Central banks are faced with a dilemma. Inflation rates are surprisingly high, driven by commodity prices. In some countries (USA), pass-through effects from pandemic-driven costs to other price components are already evident. Companies will try to pass on higher raw material costs. Employees will demand higher wages. Because unemployment rates are already low and the baseline scenario is continuation of recovery,” pass-through to other price components has become more likely. At the same time, economic growth will be affected by the commodity price shock, recession risks have increased and uncertainty on the financial market has risen.
First moderate raises of policy rate until year end expected
Central banks have little influence on the development of inflation this year. The aim is to keep secondary run effects low and inflation expectations as stable as possible. The neutral interest rate level should be reached as quickly as possible. The Ukraine crisis is dampening but not preventing the exit from the ultra-expansive monetary policy stance. The likelihood of surprisingly hawkish moves has decreased (+50 bp hike by the Fed; policy rate hikes to restrictive levels). Working Assumptions:Fed raises policy rate to 1.5% by end of 2022, start of Quantitative Tightening (reduction of central bank balance sheet) in summer, ECB also raises policy rate by end of December (to -0.25%). Last Wednesday, the Canadian central bank raised the key interest rate by 0.25 percentage points to

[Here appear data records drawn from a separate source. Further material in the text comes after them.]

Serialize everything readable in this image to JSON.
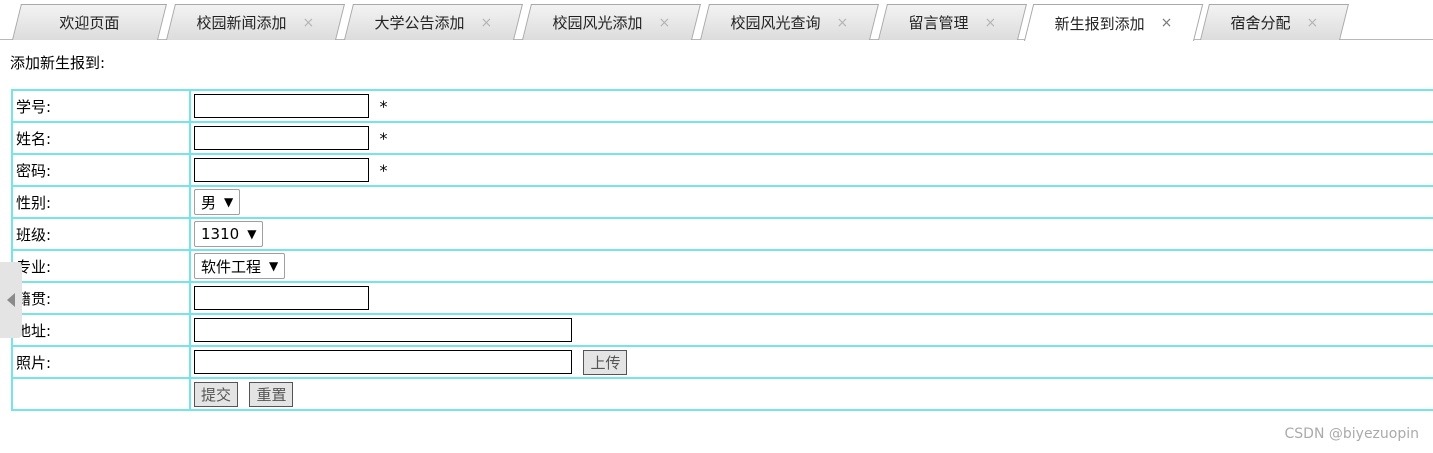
{
  "tabs": [
    {
      "label": "欢迎页面",
      "closable": false,
      "active": false
    },
    {
      "label": "校园新闻添加",
      "closable": true,
      "active": false
    },
    {
      "label": "大学公告添加",
      "closable": true,
      "active": false
    },
    {
      "label": "校园风光添加",
      "closable": true,
      "active": false
    },
    {
      "label": "校园风光查询",
      "closable": true,
      "active": false
    },
    {
      "label": "留言管理",
      "closable": true,
      "active": false
    },
    {
      "label": "新生报到添加",
      "closable": true,
      "active": true
    },
    {
      "label": "宿舍分配",
      "closable": true,
      "active": false
    }
  ],
  "close_glyph": "×",
  "page_heading": "添加新生报到:",
  "form": {
    "required_mark": "*",
    "student_id_label": "学号:",
    "name_label": "姓名:",
    "password_label": "密码:",
    "gender_label": "性别:",
    "gender_value": "男",
    "class_label": "班级:",
    "class_value": "1310",
    "major_label": "专业:",
    "major_value": "软件工程",
    "hometown_label": "籍贯:",
    "address_label": "地址:",
    "photo_label": "照片:",
    "upload_button": "上传",
    "submit_button": "提交",
    "reset_button": "重置"
  },
  "watermark": "CSDN @biyezuopin",
  "colors": {
    "table_border": "#77e4ea",
    "tab_active_bg": "#ffffff",
    "tab_inactive_bg": "#dcdcdc"
  }
}
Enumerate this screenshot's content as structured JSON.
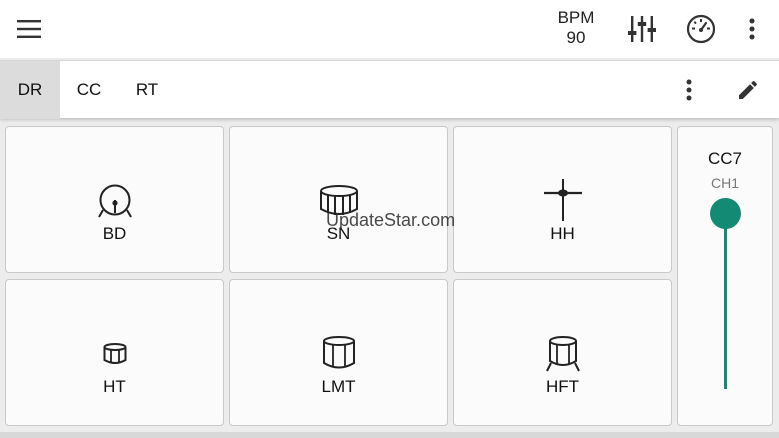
{
  "appbar": {
    "bpm_label": "BPM",
    "bpm_value": "90",
    "icons": [
      "menu-icon",
      "equalizer-icon",
      "gauge-icon",
      "more-vert-icon"
    ]
  },
  "tabs": [
    {
      "label": "DR",
      "active": true
    },
    {
      "label": "CC",
      "active": false
    },
    {
      "label": "RT",
      "active": false
    }
  ],
  "tabbar_icons": [
    "more-vert-icon",
    "pencil-icon"
  ],
  "pads": [
    {
      "label": "BD",
      "icon": "bass-drum-icon"
    },
    {
      "label": "SN",
      "icon": "snare-drum-icon"
    },
    {
      "label": "HH",
      "icon": "hi-hat-icon"
    },
    {
      "label": "HT",
      "icon": "high-tom-icon"
    },
    {
      "label": "LMT",
      "icon": "low-mid-tom-icon"
    },
    {
      "label": "HFT",
      "icon": "high-floor-tom-icon"
    }
  ],
  "slider": {
    "cc": "CC7",
    "channel": "CH1",
    "level": 1.0,
    "accent_color": "#138a74"
  },
  "watermark": "UpdateStar.com"
}
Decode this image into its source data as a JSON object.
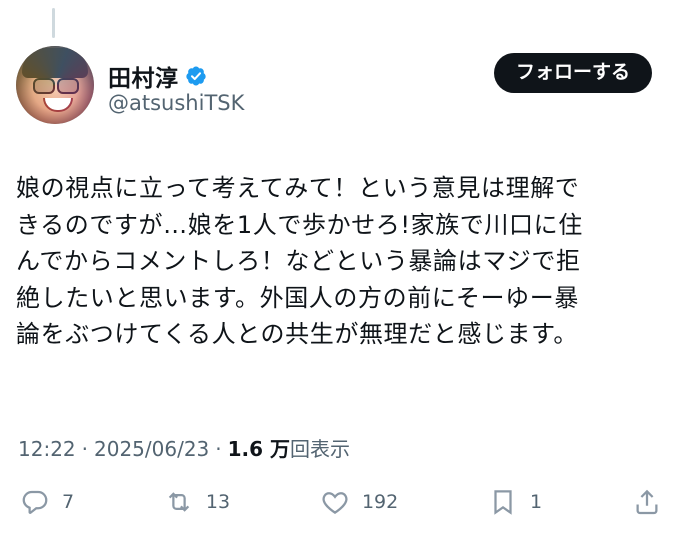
{
  "user": {
    "display_name": "田村淳",
    "handle": "@atsushiTSK",
    "verified": true
  },
  "follow_button_label": "フォローする",
  "tweet": {
    "text": "娘の視点に立って考えてみて！という意見は理解で\nきるのですが…娘を1人で歩かせろ!家族で川口に住\nんでからコメントしろ！などという暴論はマジで拒\n絶したいと思います。外国人の方の前にそーゆー暴\n論をぶつけてくる人との共生が無理だと感じます。",
    "time": "12:22",
    "date": "2025/06/23",
    "views_count": "1.6 万",
    "views_label": "回表示"
  },
  "actions": {
    "replies": "7",
    "reposts": "13",
    "likes": "192",
    "bookmarks": "1"
  },
  "colors": {
    "verified": "#1d9bf0",
    "button_bg": "#0f1419",
    "secondary_text": "#536471"
  },
  "icons": [
    "reply-icon",
    "repost-icon",
    "like-icon",
    "bookmark-icon",
    "share-icon",
    "verified-badge-icon"
  ]
}
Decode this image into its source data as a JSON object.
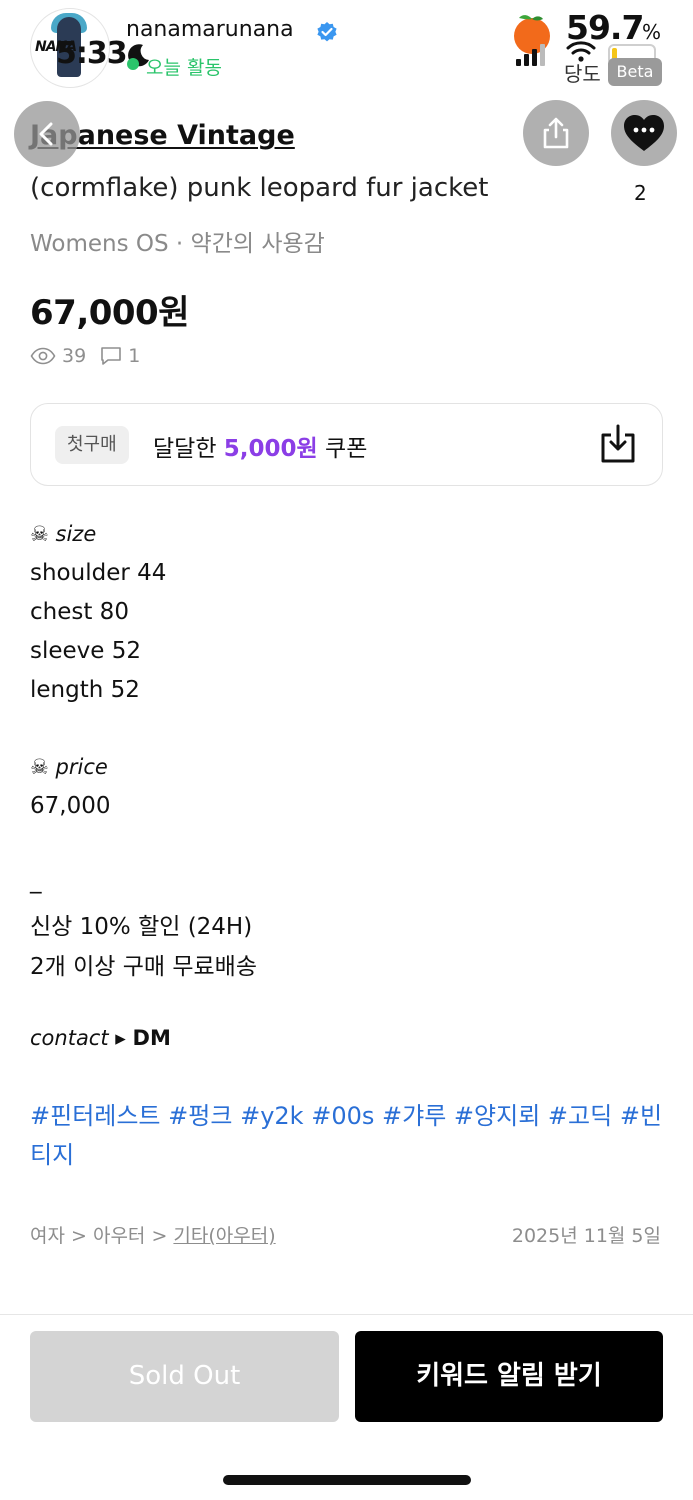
{
  "status_bar": {
    "time": "5:33",
    "battery_percent": "59.7",
    "battery_unit": "%",
    "battery_level": 0.12,
    "region": "당도",
    "beta_label": "Beta"
  },
  "seller": {
    "avatar_text": "NANA",
    "username": "nanamarunana",
    "activity": "오늘 활동"
  },
  "product": {
    "brand": "Japanese Vintage",
    "title": "(cormflake) punk leopard fur jacket",
    "subtitle": "Womens OS · 약간의 사용감",
    "price": "67,000원",
    "views": "39",
    "comments": "1",
    "likes": "2"
  },
  "coupon": {
    "tag": "첫구매",
    "text_before": "달달한 ",
    "amount": "5,000원",
    "text_after": " 쿠폰"
  },
  "description": {
    "size_heading": "size",
    "size_lines": [
      "shoulder 44",
      "chest 80",
      "sleeve 52",
      "length 52"
    ],
    "price_heading": "price",
    "price_value": "67,000",
    "dash": "_",
    "promo_lines": [
      "신상 10% 할인 (24H)",
      "2개 이상 구매 무료배송"
    ],
    "contact_label": "contact",
    "contact_arrow": "▸",
    "contact_value": "DM",
    "skull_glyph": "☠"
  },
  "hashtags": [
    "#핀터레스트",
    "#펑크",
    "#y2k",
    "#00s",
    "#갸루",
    "#양지뢰",
    "#고딕",
    "#빈티지"
  ],
  "breadcrumb": {
    "level1": "여자",
    "level2": "아우터",
    "level3": "기타(아우터)",
    "separator": " > "
  },
  "date": "2025년 11월 5일",
  "actions": {
    "sold_out": "Sold Out",
    "keyword_alert": "키워드 알림 받기"
  },
  "colors": {
    "accent_purple": "#8b3ee6",
    "hashtag_blue": "#2a6fd6",
    "active_green": "#2bc46b"
  },
  "icons": [
    "back-icon",
    "share-icon",
    "heart-icon",
    "eye-icon",
    "comment-icon",
    "download-icon",
    "verified-icon",
    "moon-icon",
    "wifi-icon",
    "signal-icon",
    "battery-icon",
    "tangerine-icon"
  ]
}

0.5%, as expected. Fed Chairman Powell announced a rate hike on March 16. ECB President Lagarde is likely to sound cautiously next Thursday. However, an increase in inflation projections is likely to maintain the possibility for key rate hikes.
Ambitious growth target in China
Support for the global economy is coming from China. The government has set its GDP growth target for this year at 5.5%. This is ambitious, as other forecasts are around 5%. For this reason, more economic support measures on the fiscal and monetary policy side have become more likely.
Additional uncertainty leads to higher risk premiums on the financial market
The additional uncertainty is increasing risk aversion on the markets. In line with this, volatility indices and risk premiums for equities, bonds and exchange rates have risen. This puts pressure on valuation measures such as the price/earnings ratio. In general, as long as the recovery scenario holds, the outlook for risk assets remains positive.
Prognoses are no reliable indicator for future performance.